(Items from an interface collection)
□ □ □ □

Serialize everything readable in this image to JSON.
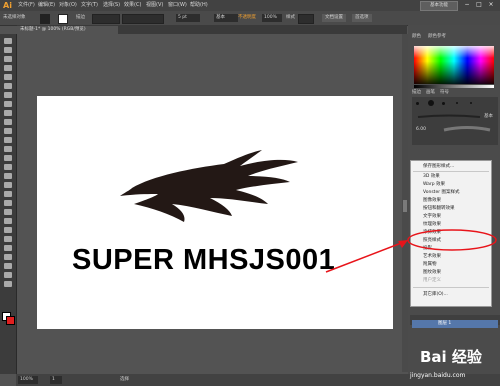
{
  "app": {
    "logo": "Ai"
  },
  "menubar": {
    "items": [
      "文件(F)",
      "编辑(E)",
      "对象(O)",
      "文字(T)",
      "选择(S)",
      "效果(C)",
      "视图(V)",
      "窗口(W)",
      "帮助(H)"
    ],
    "workspace_label": "基本功能",
    "window_controls": [
      "−",
      "□",
      "×"
    ]
  },
  "controlbar": {
    "selection_label": "未选择对象",
    "stroke_label": "描边",
    "stroke_size": "5 pt",
    "stroke_style": "基本",
    "opacity_label": "不透明度",
    "opacity_value": "100%",
    "style_label": "样式",
    "doc_setup": "文档设置",
    "prefs": "首选项"
  },
  "document": {
    "tab_title": "未标题-1* @ 100% (RGB/预览)"
  },
  "canvas": {
    "art_text": "SUPER MHSJS001"
  },
  "statusbar": {
    "zoom": "100%",
    "page": "1",
    "tool": "选择"
  },
  "panels": {
    "color_tabs": [
      "颜色",
      "颜色参考"
    ],
    "brush_tabs": [
      "描边",
      "画笔",
      "符号"
    ],
    "brush_name": "基本",
    "brush_size": "6.00",
    "effect_menu": [
      {
        "label": "保存图形样式...",
        "disabled": false
      },
      {
        "label": "3D 效果",
        "disabled": false
      },
      {
        "label": "Warp 效果",
        "disabled": false
      },
      {
        "label": "Vonster 图案样式",
        "disabled": false
      },
      {
        "label": "图像效果",
        "disabled": false
      },
      {
        "label": "按钮和翻转效果",
        "disabled": false
      },
      {
        "label": "文字效果",
        "disabled": false
      },
      {
        "label": "纹理效果",
        "disabled": false
      },
      {
        "label": "涂抹效果",
        "disabled": false
      },
      {
        "label": "照亮样式",
        "disabled": false
      },
      {
        "label": "投影",
        "disabled": false
      },
      {
        "label": "艺术效果",
        "disabled": false
      },
      {
        "label": "附属物",
        "disabled": false
      },
      {
        "label": "图纹效果",
        "disabled": false
      },
      {
        "label": "用户定义",
        "disabled": true
      },
      {
        "label": "其它库(O)...",
        "disabled": false
      }
    ],
    "layers_label": "图层 1"
  },
  "watermark": {
    "brand": "Bai 经验",
    "url": "jingyan.baidu.com"
  },
  "colors": {
    "annotation": "#e8141a",
    "artwork": "#231815"
  }
}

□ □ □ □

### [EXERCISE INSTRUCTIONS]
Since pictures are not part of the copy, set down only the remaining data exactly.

### [ANSWER FOR THE TASK]
Serialize everything readable in this image to JSON.
{
  "app": {
    "logo": "Ai"
  },
  "menubar": {
    "items": [
      "文件(F)",
      "编辑(E)",
      "对象(O)",
      "文字(T)",
      "选择(S)",
      "效果(C)",
      "视图(V)",
      "窗口(W)",
      "帮助(H)"
    ],
    "workspace_label": "基本功能",
    "window_controls": [
      "−",
      "□",
      "×"
    ]
  },
  "controlbar": {
    "selection_label": "未选择对象",
    "stroke_label": "描边",
    "stroke_size": "5 pt",
    "stroke_style": "基本",
    "opacity_label": "不透明度",
    "opacity_value": "100%",
    "style_label": "样式",
    "doc_setup": "文档设置",
    "prefs": "首选项"
  },
  "document": {
    "tab_title": "未标题-1* @ 100% (RGB/预览)"
  },
  "canvas": {
    "art_text": "SUPER MHSJS001"
  },
  "statusbar": {
    "zoom": "100%",
    "page": "1",
    "tool": "选择"
  },
  "panels": {
    "color_tabs": [
      "颜色",
      "颜色参考"
    ],
    "brush_tabs": [
      "描边",
      "画笔",
      "符号"
    ],
    "brush_name": "基本",
    "brush_size": "6.00",
    "effect_menu": [
      {
        "label": "保存图形样式...",
        "disabled": false
      },
      {
        "label": "3D 效果",
        "disabled": false
      },
      {
        "label": "Warp 效果",
        "disabled": false
      },
      {
        "label": "Vonster 图案样式",
        "disabled": false
      },
      {
        "label": "图像效果",
        "disabled": false
      },
      {
        "label": "按钮和翻转效果",
        "disabled": false
      },
      {
        "label": "文字效果",
        "disabled": false
      },
      {
        "label": "纹理效果",
        "disabled": false
      },
      {
        "label": "涂抹效果",
        "disabled": false
      },
      {
        "label": "照亮样式",
        "disabled": false
      },
      {
        "label": "投影",
        "disabled": false
      },
      {
        "label": "艺术效果",
        "disabled": false
      },
      {
        "label": "附属物",
        "disabled": false
      },
      {
        "label": "图纹效果",
        "disabled": false
      },
      {
        "label": "用户定义",
        "disabled": true
      },
      {
        "label": "其它库(O)...",
        "disabled": false
      }
    ],
    "layers_label": "图层 1"
  },
  "watermark": {
    "brand": "Bai 经验",
    "url": "jingyan.baidu.com"
  },
  "colors": {
    "annotation": "#e8141a",
    "artwork": "#231815"
  }
}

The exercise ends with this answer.